Jonathan Dyssel Stets1,†, Alessandro Dal Corso1,†, Jannik Boll Nielsen1, Rasmus Ahrenkiel Lyngby1, Sebastian Hoppe Nesgaard Jensen1, Jakob Wilm1, Mads Brix Doest1, Carsten Gundlach2, Eythor Runar Eiriksson1, Knut Conradsen1, Anders Bjorholm Dahl1, Jakob Andreas Bærentzen1, Jeppe Revall Frisvad1,*, and Henrik Aanæs1
1Technical University of Denmark, Department of Applied Mathematics and Computer Science, Richard Petersens Plads, 2800 Kongens Lyngby, Denmark
2Technical University of Denmark, Department of Physics, Fysikvej, 2800 Kongens Lyngby, Denmark
†Joint primary authors
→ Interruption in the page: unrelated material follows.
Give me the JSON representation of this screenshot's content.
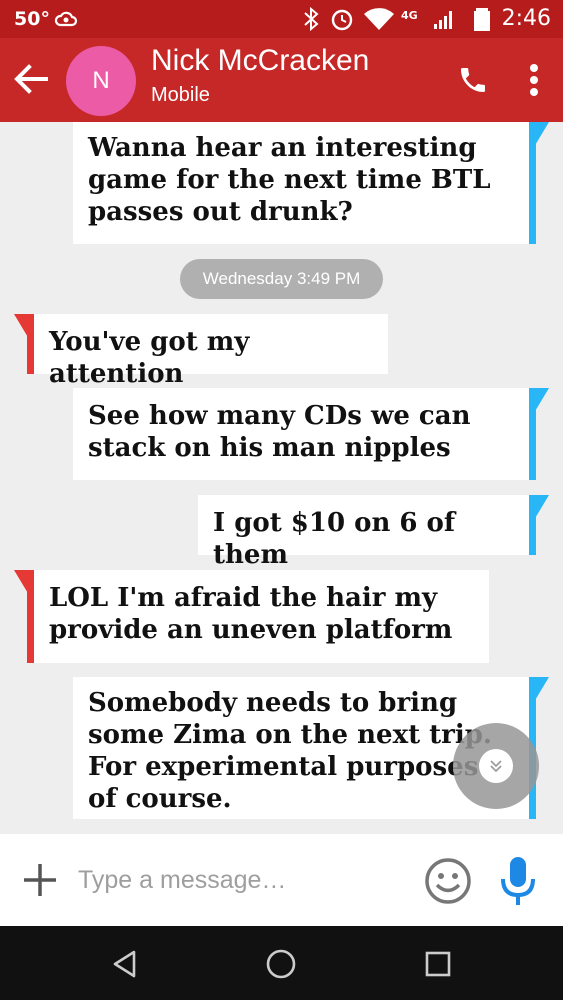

Transparent objects require acquisition modalities that are very different from the ones used for objects with more diffuse reflectance properties. Digitizing a scene where objects must be acquired with different modalities, requires scene reassembly after reconstruction of the object surfaces. This reassembly of a scene that was picked apart for scanning seems unexplored. We contribute with a multimodal digitization pipeline for scenes that require this step of reassembly. Our pipeline includes measurement of bidirectional reflectance distribution functions and high dynamic range imaging of the lighting environment. This enables pixelwise comparison of photographs of the real scene with renderings of the digital version of the scene. Such quantitative evaluation is useful for verifying acquired material appearance and reconstructed surface geometry, which is an important aspect of digital content creation. It is also useful for identifying and improving issues in the different steps of the pipeline. In this work, we use it to improve reconstruction, apply analysis by synthesis to estimate optical properties, and to develop our method for scene reassembly.
|Stets, J. D., Dal Corso, A., Nielsen, J. B., Lyngby, R. A., Jensen, S. H. N., Wilm, J., Doest, M. B., Gundlach, C., Eiriksson, E. R., Conradsen, K., Dahl, A. B., Bærentzen, J. A., Frisvad, J. R., and Aanæs, H. Scene reassembly after multimodal digitization and pipeline evaluation using photorealistic rendering. Applied Optics 56(27):7679-7690, September 2017. [abstract] [video] [data] [lowres pdf] [news release] [front cover image] [editor's pick]|